— ASSIGNMENT —
Look below for the line with "Decode this image", then repeat it and all lines after it, exactly, minus any pictures.

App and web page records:
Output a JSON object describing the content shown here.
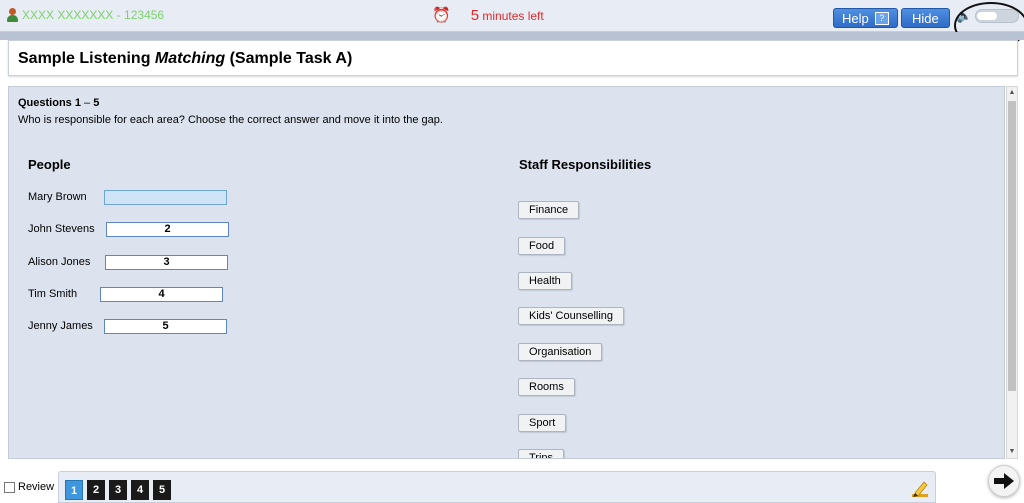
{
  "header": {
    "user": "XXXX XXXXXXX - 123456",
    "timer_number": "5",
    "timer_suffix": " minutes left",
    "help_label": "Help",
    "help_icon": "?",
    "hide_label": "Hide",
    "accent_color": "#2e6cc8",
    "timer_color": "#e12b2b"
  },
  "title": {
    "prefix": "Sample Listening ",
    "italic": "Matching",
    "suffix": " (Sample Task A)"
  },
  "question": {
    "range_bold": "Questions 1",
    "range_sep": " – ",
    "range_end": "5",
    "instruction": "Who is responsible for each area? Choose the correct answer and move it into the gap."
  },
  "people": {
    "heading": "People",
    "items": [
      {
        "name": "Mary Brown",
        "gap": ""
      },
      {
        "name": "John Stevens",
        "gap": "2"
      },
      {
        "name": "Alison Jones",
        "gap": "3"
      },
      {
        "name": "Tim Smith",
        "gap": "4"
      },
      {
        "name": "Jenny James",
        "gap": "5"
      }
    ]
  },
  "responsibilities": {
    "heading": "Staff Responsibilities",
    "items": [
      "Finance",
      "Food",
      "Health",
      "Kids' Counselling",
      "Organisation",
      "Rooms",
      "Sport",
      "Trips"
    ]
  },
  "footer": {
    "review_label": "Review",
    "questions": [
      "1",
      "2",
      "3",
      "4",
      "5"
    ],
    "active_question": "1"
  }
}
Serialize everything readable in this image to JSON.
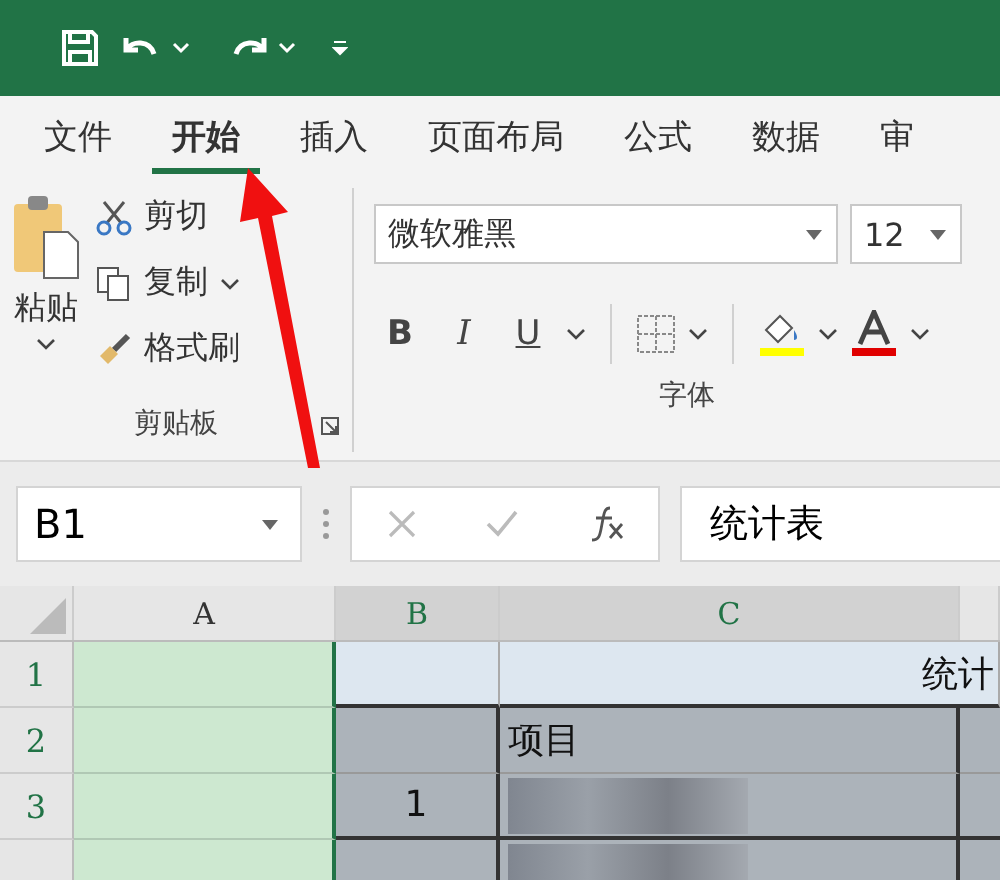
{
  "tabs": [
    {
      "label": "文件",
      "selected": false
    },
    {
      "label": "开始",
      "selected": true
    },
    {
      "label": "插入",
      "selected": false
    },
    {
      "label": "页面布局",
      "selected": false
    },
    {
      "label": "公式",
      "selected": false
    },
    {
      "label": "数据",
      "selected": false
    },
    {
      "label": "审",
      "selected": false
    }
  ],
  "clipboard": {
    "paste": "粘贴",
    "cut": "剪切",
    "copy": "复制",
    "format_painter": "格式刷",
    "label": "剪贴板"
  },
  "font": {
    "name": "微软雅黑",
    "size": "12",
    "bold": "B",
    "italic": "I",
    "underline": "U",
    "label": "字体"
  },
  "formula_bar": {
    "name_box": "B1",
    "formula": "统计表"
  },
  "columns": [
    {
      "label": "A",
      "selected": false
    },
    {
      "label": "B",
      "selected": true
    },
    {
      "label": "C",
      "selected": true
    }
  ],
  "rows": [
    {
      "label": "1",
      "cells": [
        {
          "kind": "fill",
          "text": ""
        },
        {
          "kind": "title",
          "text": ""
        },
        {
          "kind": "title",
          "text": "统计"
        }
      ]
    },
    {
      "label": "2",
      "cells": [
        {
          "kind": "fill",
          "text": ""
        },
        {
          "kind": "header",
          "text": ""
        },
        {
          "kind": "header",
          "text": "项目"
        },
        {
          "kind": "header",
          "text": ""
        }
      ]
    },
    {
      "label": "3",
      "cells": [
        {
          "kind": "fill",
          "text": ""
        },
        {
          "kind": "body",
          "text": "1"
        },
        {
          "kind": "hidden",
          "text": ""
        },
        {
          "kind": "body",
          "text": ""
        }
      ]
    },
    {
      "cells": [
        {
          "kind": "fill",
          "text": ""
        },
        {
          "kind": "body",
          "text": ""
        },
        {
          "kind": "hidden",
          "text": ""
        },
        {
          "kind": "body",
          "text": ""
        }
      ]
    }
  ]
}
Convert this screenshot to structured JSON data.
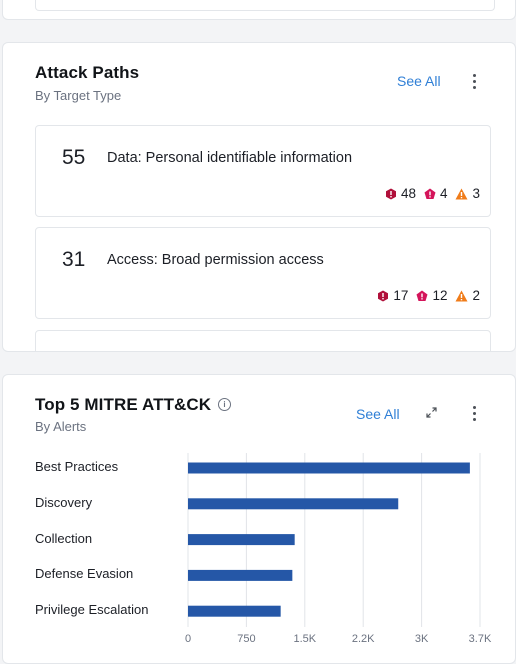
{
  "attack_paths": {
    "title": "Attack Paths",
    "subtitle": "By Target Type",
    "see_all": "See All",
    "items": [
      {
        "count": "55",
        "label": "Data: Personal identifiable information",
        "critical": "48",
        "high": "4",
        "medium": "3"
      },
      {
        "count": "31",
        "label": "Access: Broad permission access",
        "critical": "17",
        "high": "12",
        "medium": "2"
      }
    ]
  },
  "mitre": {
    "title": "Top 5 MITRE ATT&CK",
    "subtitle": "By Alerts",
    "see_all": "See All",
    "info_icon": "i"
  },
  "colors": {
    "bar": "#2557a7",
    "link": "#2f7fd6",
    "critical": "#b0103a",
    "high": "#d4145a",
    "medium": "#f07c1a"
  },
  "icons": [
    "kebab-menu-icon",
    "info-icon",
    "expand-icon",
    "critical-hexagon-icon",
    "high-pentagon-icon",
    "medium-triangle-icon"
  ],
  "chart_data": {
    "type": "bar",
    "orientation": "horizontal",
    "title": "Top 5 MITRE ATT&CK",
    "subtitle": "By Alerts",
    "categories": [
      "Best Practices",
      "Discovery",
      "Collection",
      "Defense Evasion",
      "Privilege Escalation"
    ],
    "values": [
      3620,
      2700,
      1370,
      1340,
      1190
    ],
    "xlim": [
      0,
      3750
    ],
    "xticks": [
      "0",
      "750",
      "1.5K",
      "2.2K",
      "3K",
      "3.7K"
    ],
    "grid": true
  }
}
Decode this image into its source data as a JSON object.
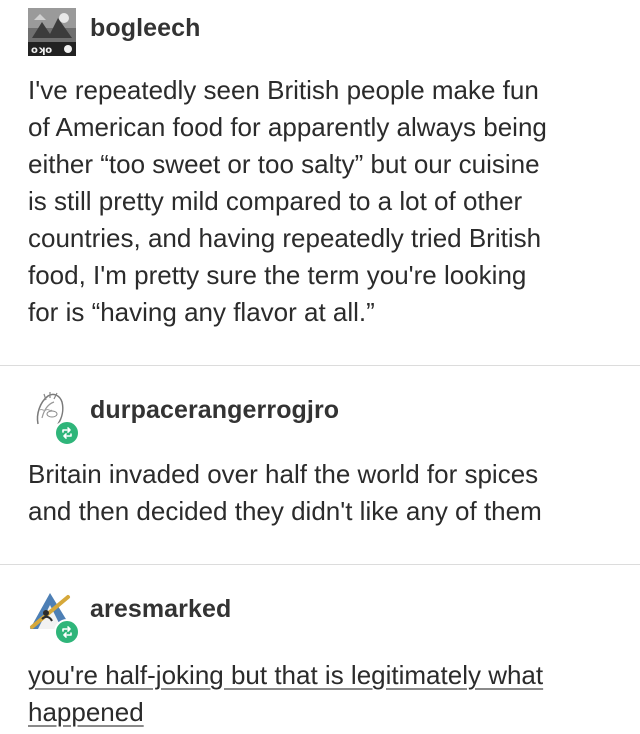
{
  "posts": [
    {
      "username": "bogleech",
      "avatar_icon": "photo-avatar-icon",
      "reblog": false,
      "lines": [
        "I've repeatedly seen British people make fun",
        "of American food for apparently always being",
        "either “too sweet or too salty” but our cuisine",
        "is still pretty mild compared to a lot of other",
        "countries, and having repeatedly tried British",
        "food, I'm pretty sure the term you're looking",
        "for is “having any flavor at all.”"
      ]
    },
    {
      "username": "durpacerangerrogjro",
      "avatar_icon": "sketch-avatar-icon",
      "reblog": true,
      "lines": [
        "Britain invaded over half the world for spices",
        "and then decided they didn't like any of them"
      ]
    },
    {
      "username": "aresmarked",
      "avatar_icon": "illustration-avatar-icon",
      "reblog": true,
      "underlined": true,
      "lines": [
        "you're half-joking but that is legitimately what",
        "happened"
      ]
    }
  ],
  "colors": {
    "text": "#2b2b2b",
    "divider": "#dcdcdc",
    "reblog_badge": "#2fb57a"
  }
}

— RESULT —
Decode this image into its source data as a JSON object.
{
  "posts": [
    {
      "username": "bogleech",
      "avatar_icon": "photo-avatar-icon",
      "reblog": false,
      "lines": [
        "I've repeatedly seen British people make fun",
        "of American food for apparently always being",
        "either “too sweet or too salty” but our cuisine",
        "is still pretty mild compared to a lot of other",
        "countries, and having repeatedly tried British",
        "food, I'm pretty sure the term you're looking",
        "for is “having any flavor at all.”"
      ]
    },
    {
      "username": "durpacerangerrogjro",
      "avatar_icon": "sketch-avatar-icon",
      "reblog": true,
      "lines": [
        "Britain invaded over half the world for spices",
        "and then decided they didn't like any of them"
      ]
    },
    {
      "username": "aresmarked",
      "avatar_icon": "illustration-avatar-icon",
      "reblog": true,
      "underlined": true,
      "lines": [
        "you're half-joking but that is legitimately what",
        "happened"
      ]
    }
  ],
  "colors": {
    "text": "#2b2b2b",
    "divider": "#dcdcdc",
    "reblog_badge": "#2fb57a"
  }
}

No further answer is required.